Wherever the string "this" turns up in the data, copy the whole line.

┄┄┄┄┄┄┄┄┄┄

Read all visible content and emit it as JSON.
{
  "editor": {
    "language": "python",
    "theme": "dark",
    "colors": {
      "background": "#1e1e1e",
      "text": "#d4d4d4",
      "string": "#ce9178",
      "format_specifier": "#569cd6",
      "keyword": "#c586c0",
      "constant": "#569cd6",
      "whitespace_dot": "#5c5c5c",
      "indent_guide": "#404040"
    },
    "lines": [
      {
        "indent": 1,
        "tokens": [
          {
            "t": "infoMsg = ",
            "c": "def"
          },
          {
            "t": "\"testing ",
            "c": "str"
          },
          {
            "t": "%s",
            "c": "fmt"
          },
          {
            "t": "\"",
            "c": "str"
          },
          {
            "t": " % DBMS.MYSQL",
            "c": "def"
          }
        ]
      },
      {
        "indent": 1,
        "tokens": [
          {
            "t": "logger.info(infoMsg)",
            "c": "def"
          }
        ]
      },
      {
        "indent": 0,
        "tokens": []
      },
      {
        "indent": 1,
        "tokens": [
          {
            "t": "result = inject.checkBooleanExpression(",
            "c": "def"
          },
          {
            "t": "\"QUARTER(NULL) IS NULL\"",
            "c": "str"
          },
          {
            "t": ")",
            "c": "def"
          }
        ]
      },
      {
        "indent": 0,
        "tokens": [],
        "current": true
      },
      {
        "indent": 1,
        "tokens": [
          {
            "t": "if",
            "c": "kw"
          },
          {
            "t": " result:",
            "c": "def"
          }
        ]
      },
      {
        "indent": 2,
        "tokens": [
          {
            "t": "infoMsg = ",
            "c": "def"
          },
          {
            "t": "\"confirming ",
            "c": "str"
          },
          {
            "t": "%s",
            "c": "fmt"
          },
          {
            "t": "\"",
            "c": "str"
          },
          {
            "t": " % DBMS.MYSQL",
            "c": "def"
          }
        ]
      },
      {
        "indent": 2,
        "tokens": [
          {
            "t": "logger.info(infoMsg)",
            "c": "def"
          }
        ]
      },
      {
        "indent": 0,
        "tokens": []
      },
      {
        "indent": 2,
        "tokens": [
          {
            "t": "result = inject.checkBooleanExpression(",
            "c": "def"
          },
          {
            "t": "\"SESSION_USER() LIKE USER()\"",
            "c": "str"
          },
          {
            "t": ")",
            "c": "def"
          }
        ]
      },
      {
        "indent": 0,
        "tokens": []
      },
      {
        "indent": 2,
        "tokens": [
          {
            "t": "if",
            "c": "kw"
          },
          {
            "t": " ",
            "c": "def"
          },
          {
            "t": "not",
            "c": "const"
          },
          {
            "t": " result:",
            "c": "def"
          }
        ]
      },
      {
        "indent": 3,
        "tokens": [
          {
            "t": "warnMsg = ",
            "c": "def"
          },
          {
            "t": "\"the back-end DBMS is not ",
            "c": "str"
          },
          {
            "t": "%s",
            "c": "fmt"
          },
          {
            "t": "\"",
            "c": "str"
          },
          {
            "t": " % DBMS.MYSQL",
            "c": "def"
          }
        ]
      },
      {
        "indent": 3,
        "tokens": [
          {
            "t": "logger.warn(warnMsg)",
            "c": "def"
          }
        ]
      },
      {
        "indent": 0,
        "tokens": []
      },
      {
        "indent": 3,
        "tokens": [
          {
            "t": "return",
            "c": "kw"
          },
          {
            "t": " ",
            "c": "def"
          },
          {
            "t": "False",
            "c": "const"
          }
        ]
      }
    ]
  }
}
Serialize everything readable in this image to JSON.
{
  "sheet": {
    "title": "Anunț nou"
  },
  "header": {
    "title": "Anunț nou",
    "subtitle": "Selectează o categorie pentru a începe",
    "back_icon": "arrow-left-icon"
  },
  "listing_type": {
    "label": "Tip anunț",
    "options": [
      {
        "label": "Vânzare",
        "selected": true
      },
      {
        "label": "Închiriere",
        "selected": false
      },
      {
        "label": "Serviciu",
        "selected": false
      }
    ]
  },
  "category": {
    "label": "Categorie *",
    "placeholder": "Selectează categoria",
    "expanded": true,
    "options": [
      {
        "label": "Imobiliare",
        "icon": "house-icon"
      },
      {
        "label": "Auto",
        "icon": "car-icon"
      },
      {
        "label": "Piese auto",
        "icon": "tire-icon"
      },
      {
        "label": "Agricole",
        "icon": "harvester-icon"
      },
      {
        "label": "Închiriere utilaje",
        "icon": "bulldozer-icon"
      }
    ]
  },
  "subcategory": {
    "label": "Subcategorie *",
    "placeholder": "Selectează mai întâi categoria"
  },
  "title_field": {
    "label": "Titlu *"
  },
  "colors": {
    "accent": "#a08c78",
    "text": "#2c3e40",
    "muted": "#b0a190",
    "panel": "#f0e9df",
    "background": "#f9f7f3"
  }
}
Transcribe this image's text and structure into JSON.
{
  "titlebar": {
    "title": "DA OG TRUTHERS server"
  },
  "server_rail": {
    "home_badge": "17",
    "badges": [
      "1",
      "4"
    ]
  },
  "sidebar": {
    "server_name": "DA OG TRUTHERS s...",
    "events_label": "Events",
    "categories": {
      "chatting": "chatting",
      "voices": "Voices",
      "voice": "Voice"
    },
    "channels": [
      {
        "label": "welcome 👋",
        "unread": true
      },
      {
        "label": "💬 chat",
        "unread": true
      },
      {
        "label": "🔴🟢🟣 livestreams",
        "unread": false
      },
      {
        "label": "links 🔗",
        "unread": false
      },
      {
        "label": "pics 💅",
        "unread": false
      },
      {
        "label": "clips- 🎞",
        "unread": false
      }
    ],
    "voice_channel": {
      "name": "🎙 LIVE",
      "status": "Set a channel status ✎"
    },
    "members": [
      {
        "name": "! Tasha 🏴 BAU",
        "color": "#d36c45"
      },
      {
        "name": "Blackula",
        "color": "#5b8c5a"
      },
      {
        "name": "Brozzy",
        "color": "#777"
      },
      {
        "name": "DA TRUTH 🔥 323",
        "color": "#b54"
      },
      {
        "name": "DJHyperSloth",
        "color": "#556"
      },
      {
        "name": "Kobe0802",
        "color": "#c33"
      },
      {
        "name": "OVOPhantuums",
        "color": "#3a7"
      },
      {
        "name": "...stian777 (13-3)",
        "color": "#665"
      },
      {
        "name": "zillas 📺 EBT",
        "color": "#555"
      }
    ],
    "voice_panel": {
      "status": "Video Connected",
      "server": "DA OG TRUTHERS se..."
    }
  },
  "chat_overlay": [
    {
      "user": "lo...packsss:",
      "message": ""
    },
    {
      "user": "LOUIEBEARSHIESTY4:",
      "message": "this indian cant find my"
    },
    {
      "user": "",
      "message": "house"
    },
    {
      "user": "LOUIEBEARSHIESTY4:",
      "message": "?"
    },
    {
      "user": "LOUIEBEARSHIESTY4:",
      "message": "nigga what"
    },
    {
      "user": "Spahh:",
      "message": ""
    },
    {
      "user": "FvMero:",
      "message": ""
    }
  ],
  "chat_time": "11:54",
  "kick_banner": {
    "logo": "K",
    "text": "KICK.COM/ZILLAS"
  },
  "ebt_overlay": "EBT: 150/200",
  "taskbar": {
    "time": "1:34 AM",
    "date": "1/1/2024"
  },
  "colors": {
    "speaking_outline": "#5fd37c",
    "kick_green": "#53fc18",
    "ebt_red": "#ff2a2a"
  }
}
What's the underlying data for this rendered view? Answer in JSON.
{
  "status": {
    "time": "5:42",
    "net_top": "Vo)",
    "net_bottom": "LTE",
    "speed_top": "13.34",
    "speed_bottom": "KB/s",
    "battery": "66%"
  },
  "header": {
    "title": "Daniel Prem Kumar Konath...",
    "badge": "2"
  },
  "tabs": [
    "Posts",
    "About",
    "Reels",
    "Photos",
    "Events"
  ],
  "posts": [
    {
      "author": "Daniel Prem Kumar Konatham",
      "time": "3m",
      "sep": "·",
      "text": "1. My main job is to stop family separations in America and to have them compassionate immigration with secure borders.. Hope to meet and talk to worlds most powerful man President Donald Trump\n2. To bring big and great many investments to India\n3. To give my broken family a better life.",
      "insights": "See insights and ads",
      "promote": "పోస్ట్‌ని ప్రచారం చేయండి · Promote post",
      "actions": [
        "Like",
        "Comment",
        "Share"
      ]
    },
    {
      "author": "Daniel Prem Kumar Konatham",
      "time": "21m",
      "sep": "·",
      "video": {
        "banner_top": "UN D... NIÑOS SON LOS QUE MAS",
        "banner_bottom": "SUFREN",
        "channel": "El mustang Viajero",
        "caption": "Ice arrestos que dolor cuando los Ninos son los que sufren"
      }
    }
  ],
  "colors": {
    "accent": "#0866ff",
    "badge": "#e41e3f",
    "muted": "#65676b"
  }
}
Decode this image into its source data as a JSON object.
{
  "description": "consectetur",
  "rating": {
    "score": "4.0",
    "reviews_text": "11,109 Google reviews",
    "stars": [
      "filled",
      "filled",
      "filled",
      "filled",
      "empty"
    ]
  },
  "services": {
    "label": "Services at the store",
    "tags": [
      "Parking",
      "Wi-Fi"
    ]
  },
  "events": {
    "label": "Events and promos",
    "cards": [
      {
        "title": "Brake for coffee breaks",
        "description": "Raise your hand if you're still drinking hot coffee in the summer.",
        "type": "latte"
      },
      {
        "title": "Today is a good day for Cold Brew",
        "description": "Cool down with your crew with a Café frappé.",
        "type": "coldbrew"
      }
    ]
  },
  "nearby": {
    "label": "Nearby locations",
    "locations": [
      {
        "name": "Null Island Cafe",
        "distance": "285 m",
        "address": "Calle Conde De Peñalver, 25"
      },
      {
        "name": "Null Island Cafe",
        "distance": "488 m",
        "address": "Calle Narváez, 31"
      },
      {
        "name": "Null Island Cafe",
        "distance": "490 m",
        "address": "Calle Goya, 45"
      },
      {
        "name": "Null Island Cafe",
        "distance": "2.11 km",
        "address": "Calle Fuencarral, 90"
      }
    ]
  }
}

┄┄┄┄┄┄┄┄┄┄

*Task result*
Serialize everything readable in this image to JSON.
Transcribe this image's text and structure into JSON.
      "message": "this indian cant find my"
What's the underlying data for this rendered view? Answer in JSON.
Decode this image into its source data as a JSON object.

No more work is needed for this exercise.